Tuesday, June 5, 2012



I have recently come to realize just how many books are born of pain and the search for reasonable explanations.  Browse the bookstores and see how many memoirs, autobiographies, self-help books and how-to books are born from the pain of the author.  I venture to say that even great books from literary giants - stories about crime, stories of war, stories of passion - are the result of a writer's search for answers and understanding.

Bumper stickers and billboards often proclaim "Jesus is the Answer", but even for those of us with a deep faith in God and Jesus, the answers are not that simple.  How do we reconcile the idea of a loving, all-powerful God, with the chaos of our world?

So we search.  We read the bible, we study science, we search the history books.  We join a new group, visit a new church, try a new religion, investigate new philosophies.  Maybe the answer is here.   Maybe the answer is there.

I just finished reading a book called "Devotion", a memoir by Dani Shapiro chronicling her search for answers.  Dani is a successful writer, happily married, with a bright young son, but as she looked back on her life she had questions -- questions about her father's strict Jewish Orthodox observances and her own Jewish upbringing; questions about her painful relationship with her mother, and her son's long battle with Infantile Spasms, an almost always fatal disease.  

In her quest for truth she found truths, "pieces of wisdom" in Christianity, in Buddhism and in her own Jewish heritage. But her search continues. "I can only know what I know now." she concluded.  "Hopefully we'll know more an hour from now. And Tonight. And tomorrow. And next year."

Searching for answers - trying to make sense of our lives, of our purpose, trying to make sense of the pain we feel and the suffering we see in this world - is at the very core of our nature.  It is part of what makes us human. 

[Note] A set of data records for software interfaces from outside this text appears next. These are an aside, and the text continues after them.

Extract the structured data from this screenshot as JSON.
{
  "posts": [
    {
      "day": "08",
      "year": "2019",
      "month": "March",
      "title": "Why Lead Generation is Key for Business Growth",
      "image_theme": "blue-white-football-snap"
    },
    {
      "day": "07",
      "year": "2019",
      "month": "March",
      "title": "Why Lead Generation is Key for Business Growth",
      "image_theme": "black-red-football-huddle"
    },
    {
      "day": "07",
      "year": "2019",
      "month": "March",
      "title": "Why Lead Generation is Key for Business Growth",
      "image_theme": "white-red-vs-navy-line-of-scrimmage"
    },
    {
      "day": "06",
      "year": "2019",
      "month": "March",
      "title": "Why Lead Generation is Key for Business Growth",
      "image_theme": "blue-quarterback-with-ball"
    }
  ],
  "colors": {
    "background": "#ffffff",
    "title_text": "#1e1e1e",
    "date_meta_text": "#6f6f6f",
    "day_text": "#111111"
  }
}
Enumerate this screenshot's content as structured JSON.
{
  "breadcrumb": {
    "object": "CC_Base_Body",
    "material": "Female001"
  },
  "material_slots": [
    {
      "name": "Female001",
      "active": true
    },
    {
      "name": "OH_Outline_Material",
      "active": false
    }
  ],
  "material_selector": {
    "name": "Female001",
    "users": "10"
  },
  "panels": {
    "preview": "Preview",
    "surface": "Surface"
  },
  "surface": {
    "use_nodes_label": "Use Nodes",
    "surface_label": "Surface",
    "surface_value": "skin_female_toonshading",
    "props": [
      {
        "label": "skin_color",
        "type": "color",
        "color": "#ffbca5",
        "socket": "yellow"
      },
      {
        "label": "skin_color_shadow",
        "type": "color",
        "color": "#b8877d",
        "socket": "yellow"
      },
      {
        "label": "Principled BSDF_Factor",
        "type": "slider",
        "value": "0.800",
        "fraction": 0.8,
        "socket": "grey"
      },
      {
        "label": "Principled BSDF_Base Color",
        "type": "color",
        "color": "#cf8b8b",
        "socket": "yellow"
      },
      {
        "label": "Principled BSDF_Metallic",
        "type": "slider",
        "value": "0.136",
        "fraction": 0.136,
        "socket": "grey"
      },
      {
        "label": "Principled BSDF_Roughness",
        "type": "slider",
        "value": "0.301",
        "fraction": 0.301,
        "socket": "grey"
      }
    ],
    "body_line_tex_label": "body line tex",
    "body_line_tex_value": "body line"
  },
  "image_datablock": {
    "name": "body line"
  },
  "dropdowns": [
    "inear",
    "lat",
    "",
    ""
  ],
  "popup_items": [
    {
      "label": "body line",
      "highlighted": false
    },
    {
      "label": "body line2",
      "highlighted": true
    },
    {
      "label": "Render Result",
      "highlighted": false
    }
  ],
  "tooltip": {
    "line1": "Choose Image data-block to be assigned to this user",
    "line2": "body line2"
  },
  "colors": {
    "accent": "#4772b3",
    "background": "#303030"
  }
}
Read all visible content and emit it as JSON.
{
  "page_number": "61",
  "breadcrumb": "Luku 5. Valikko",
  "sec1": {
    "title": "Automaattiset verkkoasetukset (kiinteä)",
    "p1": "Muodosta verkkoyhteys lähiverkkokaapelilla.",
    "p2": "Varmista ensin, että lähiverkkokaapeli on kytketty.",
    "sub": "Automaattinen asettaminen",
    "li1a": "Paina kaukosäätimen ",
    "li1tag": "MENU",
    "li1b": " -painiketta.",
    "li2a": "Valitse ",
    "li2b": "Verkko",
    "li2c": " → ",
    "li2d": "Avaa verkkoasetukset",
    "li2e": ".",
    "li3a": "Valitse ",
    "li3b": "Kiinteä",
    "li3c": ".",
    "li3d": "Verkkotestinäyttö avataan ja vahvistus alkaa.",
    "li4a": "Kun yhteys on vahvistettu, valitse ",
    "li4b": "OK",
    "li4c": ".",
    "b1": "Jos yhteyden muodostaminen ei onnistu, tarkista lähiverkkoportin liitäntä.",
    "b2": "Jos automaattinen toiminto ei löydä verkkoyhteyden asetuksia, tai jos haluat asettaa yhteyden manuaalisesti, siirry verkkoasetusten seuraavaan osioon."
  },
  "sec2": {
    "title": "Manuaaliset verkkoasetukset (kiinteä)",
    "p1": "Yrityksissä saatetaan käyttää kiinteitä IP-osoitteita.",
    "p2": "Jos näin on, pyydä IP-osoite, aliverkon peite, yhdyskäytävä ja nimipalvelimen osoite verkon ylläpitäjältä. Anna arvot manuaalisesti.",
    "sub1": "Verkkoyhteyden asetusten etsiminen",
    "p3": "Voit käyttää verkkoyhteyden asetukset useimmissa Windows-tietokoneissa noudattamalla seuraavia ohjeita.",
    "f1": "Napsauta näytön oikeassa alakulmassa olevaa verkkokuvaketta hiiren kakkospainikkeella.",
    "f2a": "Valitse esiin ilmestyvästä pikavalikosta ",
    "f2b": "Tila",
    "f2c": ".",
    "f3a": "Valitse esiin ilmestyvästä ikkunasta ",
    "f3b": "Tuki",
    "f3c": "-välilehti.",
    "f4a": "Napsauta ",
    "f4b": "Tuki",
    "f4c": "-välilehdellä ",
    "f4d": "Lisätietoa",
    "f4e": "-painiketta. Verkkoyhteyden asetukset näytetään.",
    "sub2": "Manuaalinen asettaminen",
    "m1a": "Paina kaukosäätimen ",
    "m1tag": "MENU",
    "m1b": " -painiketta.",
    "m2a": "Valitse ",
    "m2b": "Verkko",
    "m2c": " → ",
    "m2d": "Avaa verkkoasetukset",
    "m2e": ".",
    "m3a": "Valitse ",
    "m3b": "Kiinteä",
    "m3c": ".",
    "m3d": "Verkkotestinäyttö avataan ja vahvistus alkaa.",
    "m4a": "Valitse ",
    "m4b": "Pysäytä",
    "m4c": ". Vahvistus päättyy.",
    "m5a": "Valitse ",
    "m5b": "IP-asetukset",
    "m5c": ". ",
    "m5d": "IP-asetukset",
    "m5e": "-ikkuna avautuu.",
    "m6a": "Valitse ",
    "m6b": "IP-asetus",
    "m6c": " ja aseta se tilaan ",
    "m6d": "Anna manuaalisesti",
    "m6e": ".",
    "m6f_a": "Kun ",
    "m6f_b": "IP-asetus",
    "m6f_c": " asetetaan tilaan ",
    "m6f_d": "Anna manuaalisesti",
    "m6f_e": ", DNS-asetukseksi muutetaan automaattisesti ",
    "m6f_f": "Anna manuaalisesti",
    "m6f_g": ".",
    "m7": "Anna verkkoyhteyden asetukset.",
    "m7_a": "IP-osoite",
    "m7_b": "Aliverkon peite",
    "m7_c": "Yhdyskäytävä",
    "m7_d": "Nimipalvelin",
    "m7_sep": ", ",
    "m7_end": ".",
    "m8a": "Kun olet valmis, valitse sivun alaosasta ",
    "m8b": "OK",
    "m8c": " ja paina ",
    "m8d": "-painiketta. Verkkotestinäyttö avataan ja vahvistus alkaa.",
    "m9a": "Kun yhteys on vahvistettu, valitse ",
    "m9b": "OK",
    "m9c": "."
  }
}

Some believe that there are no answers.  I believe there is an answer, an "Absolute Truth" that we call God.  But I do not believe that any one religion, any one book, any one individual in any one lifetime can ever know or contain all of that truth. 

So I hope that we all will continue to search.  And as we find pieces of wisdom to live by and to share, we will make this world a better place.

Friday, June 1, 2012

Goals for my life

Today I came across one of my journals from 1990.  On July 14th I wrote what I consider to be the eight beatitudes for my life:           
            if I can make someone laugh
            if I can help someone feel better about themselves
            if I can inspire someone to do something good, something creative
            if I can open a new door in someone's life
            if I can discover and share a new idea
            if I can turn on a new light in someone's mind
            if I can help someone to love, to recapture love, to be aware of love
            if I can touch someone with love ...
                        then I will be happy!
Although I am in very different circumstances now than in 1990, these words still define what I consider to be the ideal for my life.  So today I print them out, paste them to the wall, and promise myself that every day I will accomplish at least one of my personal beatitudes.